Business has been “consistently busy” since the firm’s launch, says Bauer. “We have had more calls recently after the May landslide events, many of which were from landowners unfortunately affected by the landslides.”
According to Bauer, building awareness of landslide risks is a key part of the company’s work. “Since we started ALC, I have given presentations to over 2,000 people, many of whom are in the real estate industry, civic organizations, nonprofits and local governments. We understand how important landslide awareness is when it comes to protecting lives and property from these natural hazards,” she says.
But aside from Jackson, no WNC counties have taken the initiative to fund landslide mapping on their own, which Fuemmeler estimates at $150,000-$250,000 per county. While he says he continues to put out feelers, the counties “haven’t been knocking at our door.”

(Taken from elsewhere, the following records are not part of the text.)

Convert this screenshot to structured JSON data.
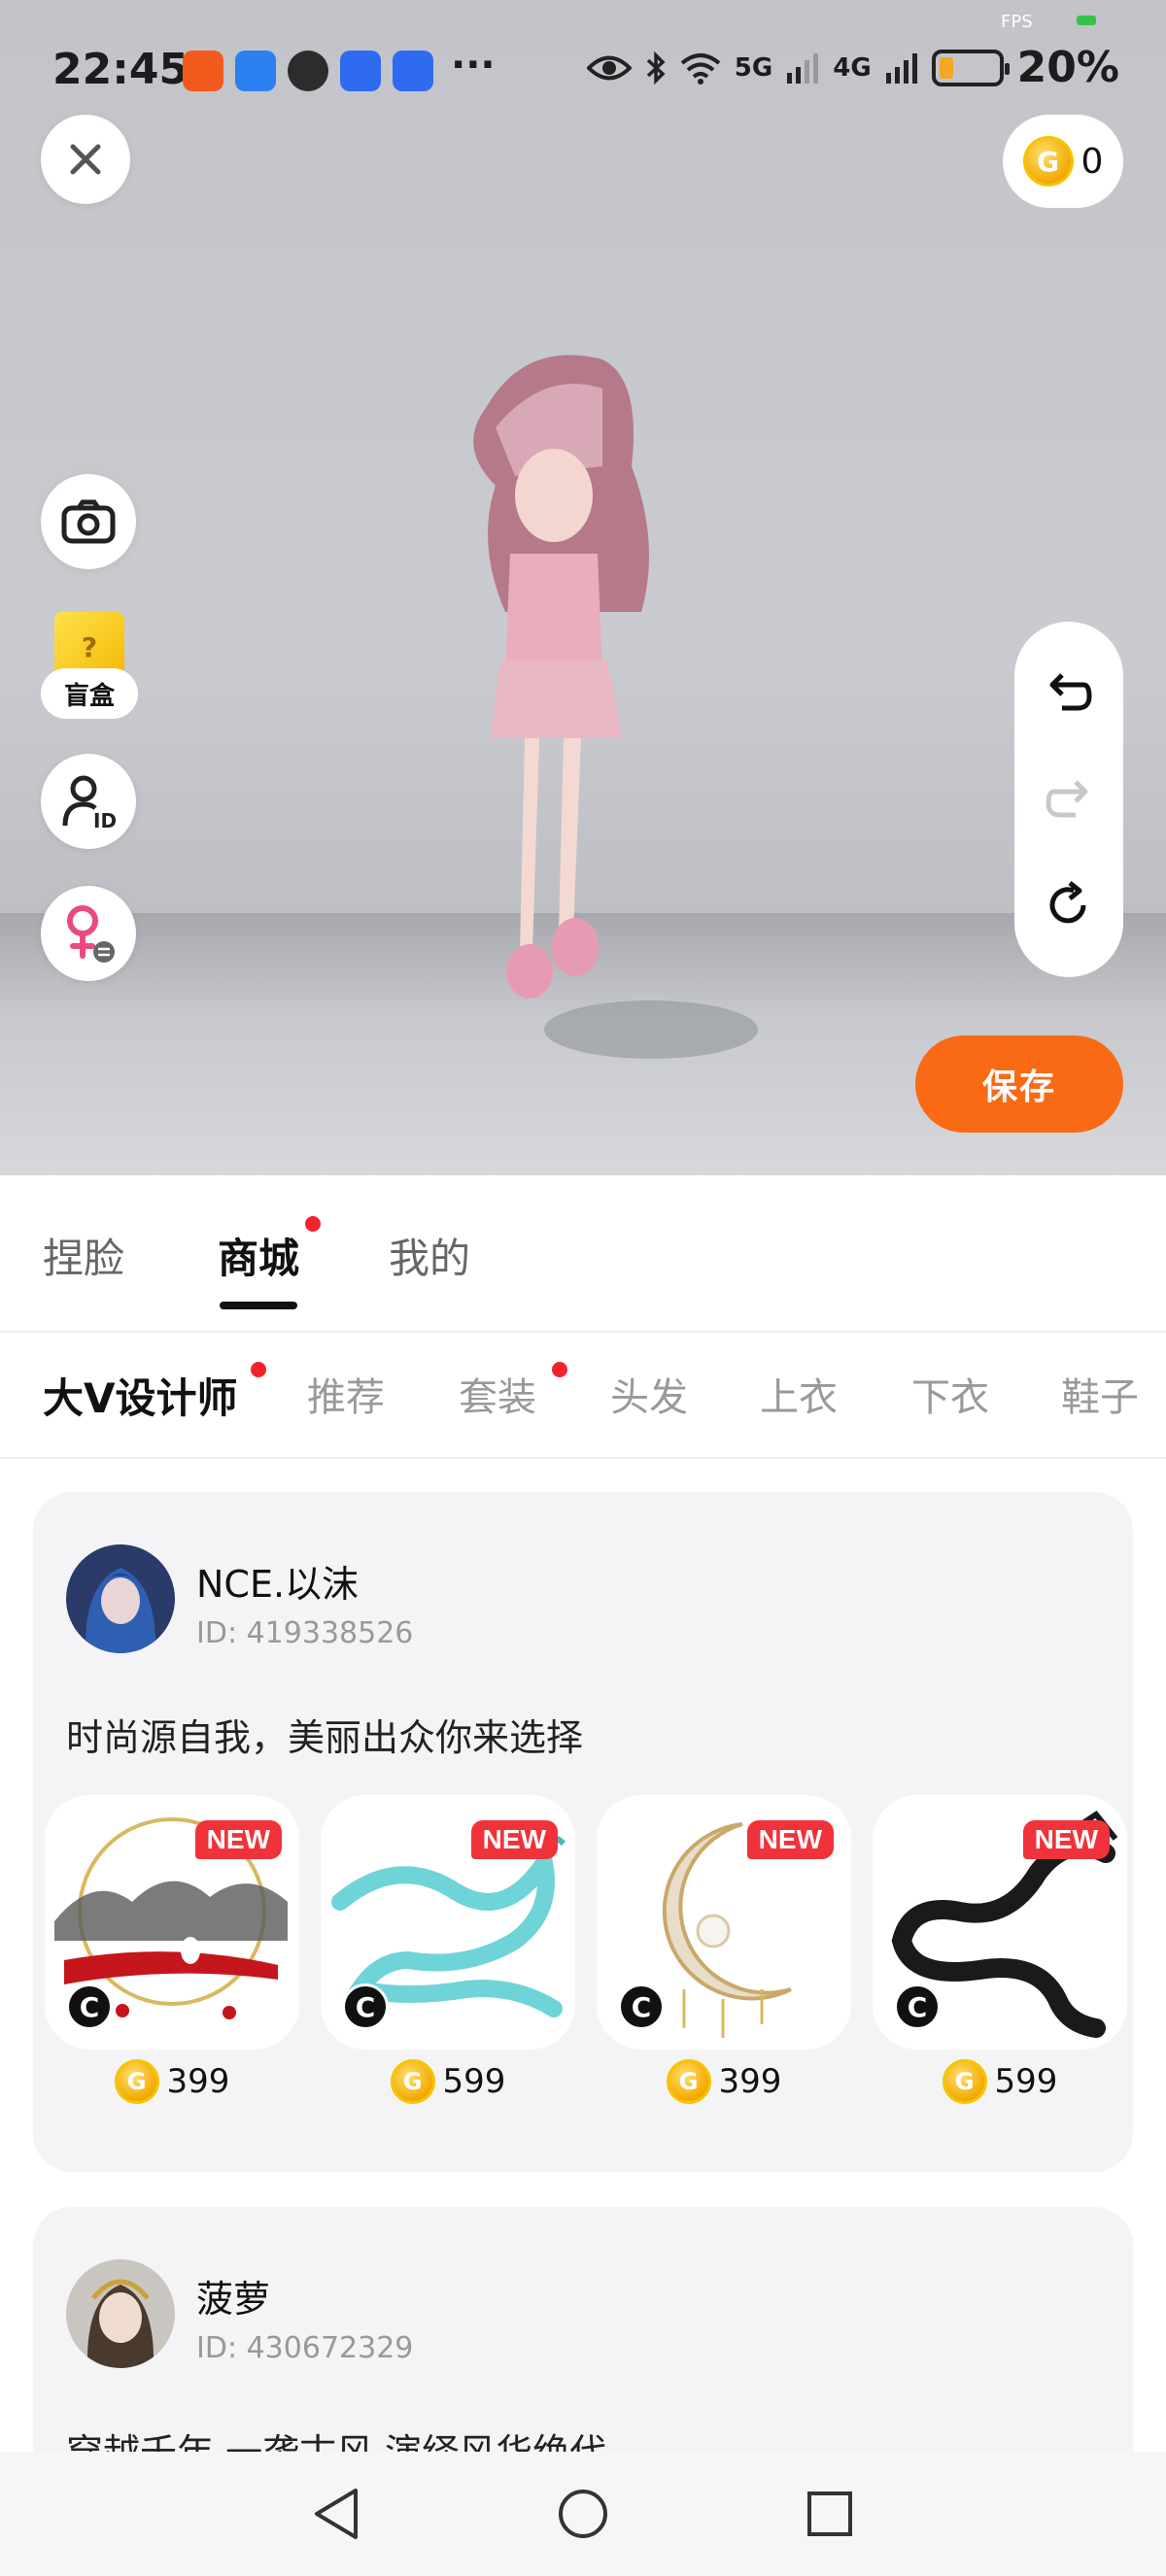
{
  "status_bar": {
    "time": "22:45",
    "more": "···",
    "network_5g": "5G",
    "network_4g": "4G",
    "battery_pct": "20%",
    "fps_label": "FPS"
  },
  "viewport": {
    "coin_balance": "0",
    "blind_box_label": "盲盒",
    "save_label": "保存"
  },
  "main_tabs": [
    {
      "label": "捏脸"
    },
    {
      "label": "商城"
    },
    {
      "label": "我的"
    }
  ],
  "sub_tabs": [
    {
      "label": "大V设计师"
    },
    {
      "label": "推荐"
    },
    {
      "label": "套装"
    },
    {
      "label": "头发"
    },
    {
      "label": "上衣"
    },
    {
      "label": "下衣"
    },
    {
      "label": "鞋子"
    }
  ],
  "designers": [
    {
      "name": "NCE.以沫",
      "id": "ID: 419338526",
      "desc": "时尚源自我，美丽出众你来选择",
      "items": [
        {
          "badge": "NEW",
          "price": "399",
          "icon": "ink-landscape-halo-icon"
        },
        {
          "badge": "NEW",
          "price": "599",
          "icon": "cyan-dragon-icon"
        },
        {
          "badge": "NEW",
          "price": "399",
          "icon": "crescent-moon-icon"
        },
        {
          "badge": "NEW",
          "price": "599",
          "icon": "black-dragon-icon"
        }
      ]
    },
    {
      "name": "菠萝",
      "id": "ID: 430672329",
      "desc": "穿越千年 一袭古风 演绎风华绝代"
    }
  ],
  "colors": {
    "accent_orange": "#fa6a14",
    "badge_red": "#f0323a",
    "coin_gold": "#f2a900",
    "dot_red": "#f2242b"
  }
}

“I’m glad the state legislature added funding for landslide mapping back into the budget. If there is an opportunity for us to help with this effort, I would be happy to do so,” Bauer says.
Life and death
In May, soil movement following heavy rains claimed the lives of five people in WNC. On May 18, Patricia Case was killed when a landslide swept away half of her Polk County home. Her husband, Leon Case, was on the other side of the house and survived.
On-duty journalists Mike McCormick and Aaron Smeltzer of upstate South Carolina’s WYFF-TV news staff died when their vehicle was crushed by an uprooted tree that fell across Highway 176 near Tryon on May 28. And on May 31, Jim and Audri Lanford were killed in Boone after a landslide destroyed their home, causing a gas leak and subsequent explosion.
While Fuemmeler says he hasn’t looked at those sites specifically, many people could be living in the path of a future landslide without knowing it. He believes that if the state mapping project had been completed, more people would have been warned about the potential danger.
“What we hope to explain to landowners is that you need to look at where your house is on the map, look at what zone you are in,” says Fuemmeler. “We have a guide available on our website that helps people walk through some of this with our maps. If you are in a landslide-prone area based on the maps, you need to pay attention when there are flash-flood advisories or regional flood warnings and go stay with somebody who is not in one of these areas.”
WNC counties have also suffered extensive property damage and road closures as a result of this year’s rains. Dozens of homes were damaged or destroyed across the region, and the June 5 landslide near Bat Cave left 110,000 cubic yards of material that must be removed from the roadway at an estimated cost of $1.49 million.
Learning about landslides
An area flagged by a landslide mapping study is not automatically considered a danger zone or in violation of a regulation, Fuemmeler hastens to point out. Instead, mapping provides just one piece of data to consider when building structures and roads or assessing those which already exist.
ALC has made a concerted effort to include the Haywood and Jackson county communities in its process, Fuemmeler continues, which has helped build trust and demonstrate that mapping is ultimately in everyone’s best interest. “It’s really great, the awareness, and explaining what the maps show and what they don’t show,” he says. The company’s educational outreach has led to greater cooperation and acceptance of its mapping projects, even in the absence of government funding.
“We had a big turn-around with the Haywood [Realtor Association] … and even though right now we only have maybe 40 percent of Haywood County mapped, they are in favor of mapping the rest of the county, whereas before you would never have been able to get that kind of support,” he says.
“And the big thing is, when we do the maps, we don’t care about regulations — we’re not looking at that,” Fuemmeler adds. “We’re only looking at the science behind landslides and landslide susceptibility and trying to find the best way to keep the downslope people in the community safe.”